[DATA FOR ANALYSIS]
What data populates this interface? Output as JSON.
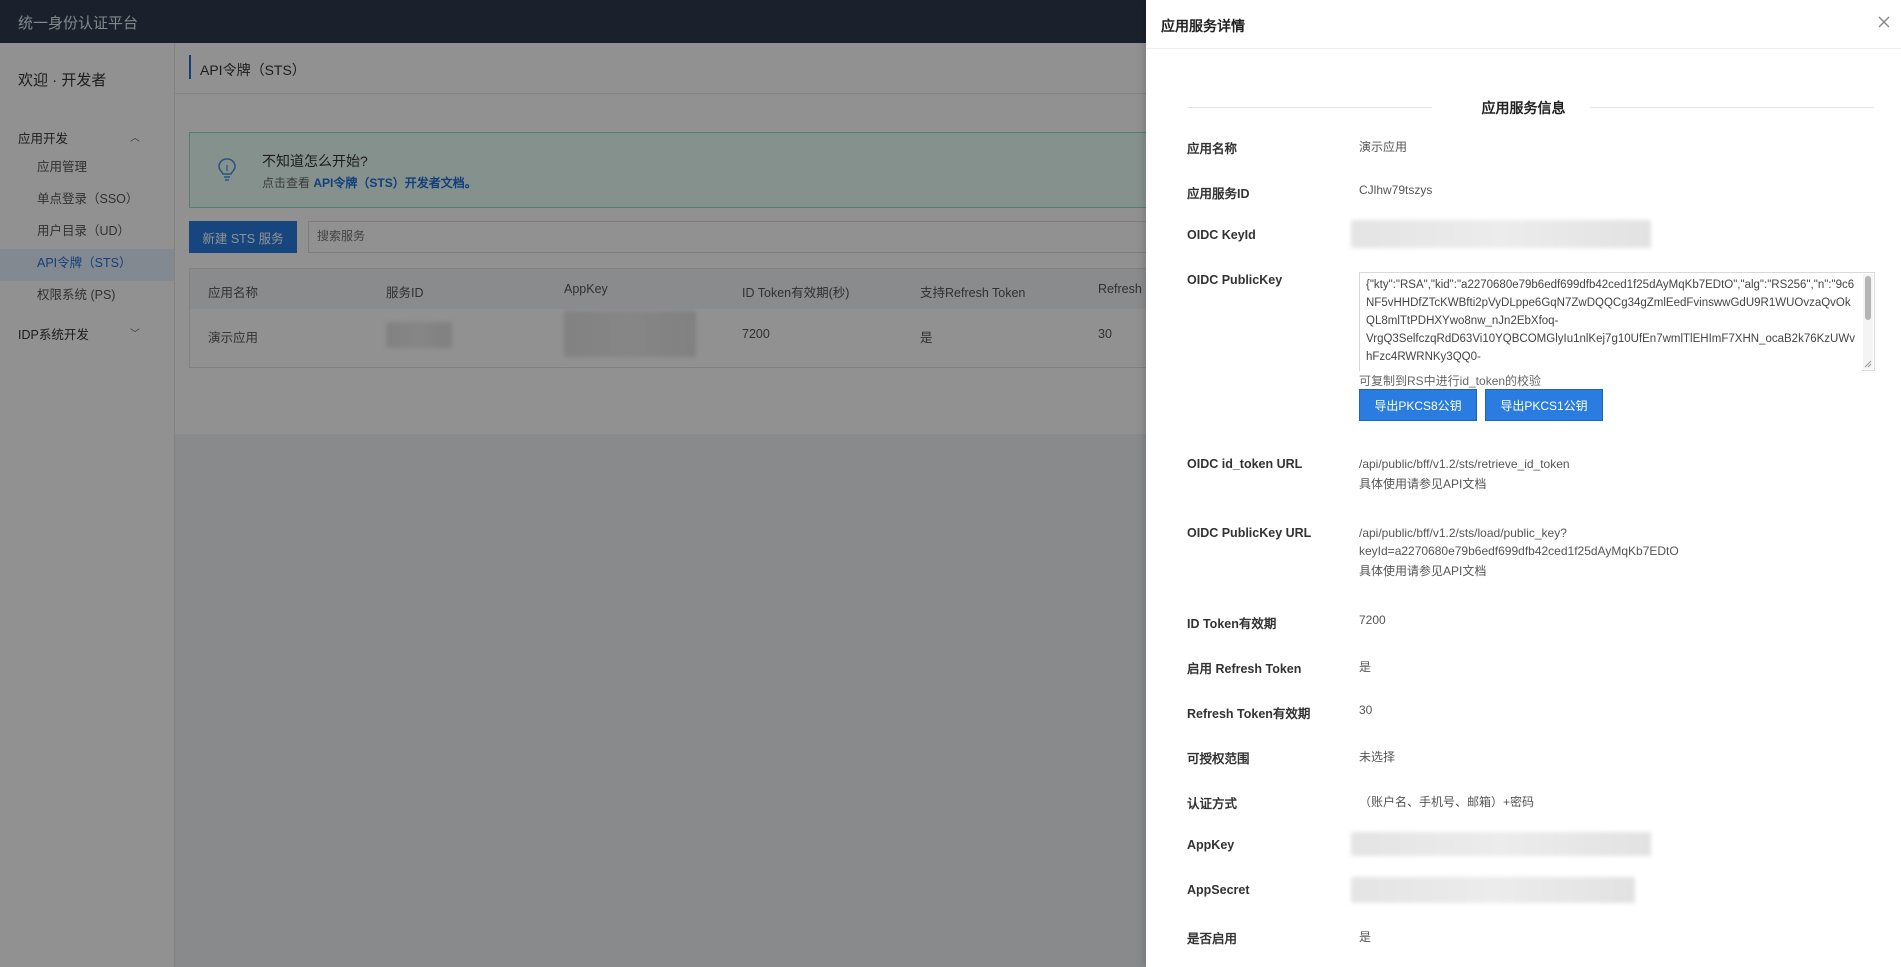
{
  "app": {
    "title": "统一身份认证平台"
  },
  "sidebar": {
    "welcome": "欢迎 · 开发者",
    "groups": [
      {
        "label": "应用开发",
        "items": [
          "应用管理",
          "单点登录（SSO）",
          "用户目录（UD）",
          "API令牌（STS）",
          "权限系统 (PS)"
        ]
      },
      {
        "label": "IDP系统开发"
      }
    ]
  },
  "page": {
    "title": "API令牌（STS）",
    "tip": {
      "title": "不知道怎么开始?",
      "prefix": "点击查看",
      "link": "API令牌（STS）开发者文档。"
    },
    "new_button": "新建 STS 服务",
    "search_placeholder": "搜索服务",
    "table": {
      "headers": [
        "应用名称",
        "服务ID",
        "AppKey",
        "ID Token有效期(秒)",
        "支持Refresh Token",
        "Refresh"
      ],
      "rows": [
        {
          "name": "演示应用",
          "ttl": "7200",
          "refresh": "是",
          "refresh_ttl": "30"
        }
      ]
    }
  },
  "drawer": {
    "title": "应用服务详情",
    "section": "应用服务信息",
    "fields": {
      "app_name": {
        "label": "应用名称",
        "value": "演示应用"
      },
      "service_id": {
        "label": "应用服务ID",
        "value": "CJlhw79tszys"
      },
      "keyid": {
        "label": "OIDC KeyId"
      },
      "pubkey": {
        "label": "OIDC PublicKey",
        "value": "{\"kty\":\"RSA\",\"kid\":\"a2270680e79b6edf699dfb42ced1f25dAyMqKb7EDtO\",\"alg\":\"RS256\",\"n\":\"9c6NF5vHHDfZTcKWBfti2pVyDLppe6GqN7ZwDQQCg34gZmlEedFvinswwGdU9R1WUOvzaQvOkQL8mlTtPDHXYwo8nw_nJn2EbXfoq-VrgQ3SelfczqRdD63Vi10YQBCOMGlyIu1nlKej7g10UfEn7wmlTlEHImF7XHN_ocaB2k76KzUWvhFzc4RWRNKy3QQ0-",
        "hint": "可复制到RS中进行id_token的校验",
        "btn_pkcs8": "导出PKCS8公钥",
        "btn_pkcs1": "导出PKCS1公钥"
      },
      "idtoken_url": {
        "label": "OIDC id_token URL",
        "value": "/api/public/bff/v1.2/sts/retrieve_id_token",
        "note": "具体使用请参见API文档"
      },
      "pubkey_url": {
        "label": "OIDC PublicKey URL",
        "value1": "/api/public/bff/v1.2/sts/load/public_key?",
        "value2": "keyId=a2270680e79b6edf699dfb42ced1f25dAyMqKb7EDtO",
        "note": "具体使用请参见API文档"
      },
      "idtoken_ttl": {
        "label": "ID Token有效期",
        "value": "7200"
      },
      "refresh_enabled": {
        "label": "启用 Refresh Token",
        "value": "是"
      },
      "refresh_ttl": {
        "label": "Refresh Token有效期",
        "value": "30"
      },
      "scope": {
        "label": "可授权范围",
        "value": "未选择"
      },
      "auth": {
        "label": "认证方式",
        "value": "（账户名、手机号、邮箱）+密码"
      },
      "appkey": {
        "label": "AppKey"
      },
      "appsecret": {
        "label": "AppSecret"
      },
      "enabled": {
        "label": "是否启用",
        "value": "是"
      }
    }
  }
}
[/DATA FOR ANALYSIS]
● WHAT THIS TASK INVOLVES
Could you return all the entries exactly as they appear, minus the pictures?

● RESPONSE BOX
What data populates this interface? Output as JSON.
{
  "app": {
    "title": "统一身份认证平台"
  },
  "sidebar": {
    "welcome": "欢迎 · 开发者",
    "groups": [
      {
        "label": "应用开发",
        "items": [
          "应用管理",
          "单点登录（SSO）",
          "用户目录（UD）",
          "API令牌（STS）",
          "权限系统 (PS)"
        ]
      },
      {
        "label": "IDP系统开发"
      }
    ]
  },
  "page": {
    "title": "API令牌（STS）",
    "tip": {
      "title": "不知道怎么开始?",
      "prefix": "点击查看",
      "link": "API令牌（STS）开发者文档。"
    },
    "new_button": "新建 STS 服务",
    "search_placeholder": "搜索服务",
    "table": {
      "headers": [
        "应用名称",
        "服务ID",
        "AppKey",
        "ID Token有效期(秒)",
        "支持Refresh Token",
        "Refresh"
      ],
      "rows": [
        {
          "name": "演示应用",
          "ttl": "7200",
          "refresh": "是",
          "refresh_ttl": "30"
        }
      ]
    }
  },
  "drawer": {
    "title": "应用服务详情",
    "section": "应用服务信息",
    "fields": {
      "app_name": {
        "label": "应用名称",
        "value": "演示应用"
      },
      "service_id": {
        "label": "应用服务ID",
        "value": "CJlhw79tszys"
      },
      "keyid": {
        "label": "OIDC KeyId"
      },
      "pubkey": {
        "label": "OIDC PublicKey",
        "value": "{\"kty\":\"RSA\",\"kid\":\"a2270680e79b6edf699dfb42ced1f25dAyMqKb7EDtO\",\"alg\":\"RS256\",\"n\":\"9c6NF5vHHDfZTcKWBfti2pVyDLppe6GqN7ZwDQQCg34gZmlEedFvinswwGdU9R1WUOvzaQvOkQL8mlTtPDHXYwo8nw_nJn2EbXfoq-VrgQ3SelfczqRdD63Vi10YQBCOMGlyIu1nlKej7g10UfEn7wmlTlEHImF7XHN_ocaB2k76KzUWvhFzc4RWRNKy3QQ0-",
        "hint": "可复制到RS中进行id_token的校验",
        "btn_pkcs8": "导出PKCS8公钥",
        "btn_pkcs1": "导出PKCS1公钥"
      },
      "idtoken_url": {
        "label": "OIDC id_token URL",
        "value": "/api/public/bff/v1.2/sts/retrieve_id_token",
        "note": "具体使用请参见API文档"
      },
      "pubkey_url": {
        "label": "OIDC PublicKey URL",
        "value1": "/api/public/bff/v1.2/sts/load/public_key?",
        "value2": "keyId=a2270680e79b6edf699dfb42ced1f25dAyMqKb7EDtO",
        "note": "具体使用请参见API文档"
      },
      "idtoken_ttl": {
        "label": "ID Token有效期",
        "value": "7200"
      },
      "refresh_enabled": {
        "label": "启用 Refresh Token",
        "value": "是"
      },
      "refresh_ttl": {
        "label": "Refresh Token有效期",
        "value": "30"
      },
      "scope": {
        "label": "可授权范围",
        "value": "未选择"
      },
      "auth": {
        "label": "认证方式",
        "value": "（账户名、手机号、邮箱）+密码"
      },
      "appkey": {
        "label": "AppKey"
      },
      "appsecret": {
        "label": "AppSecret"
      },
      "enabled": {
        "label": "是否启用",
        "value": "是"
      }
    }
  }
}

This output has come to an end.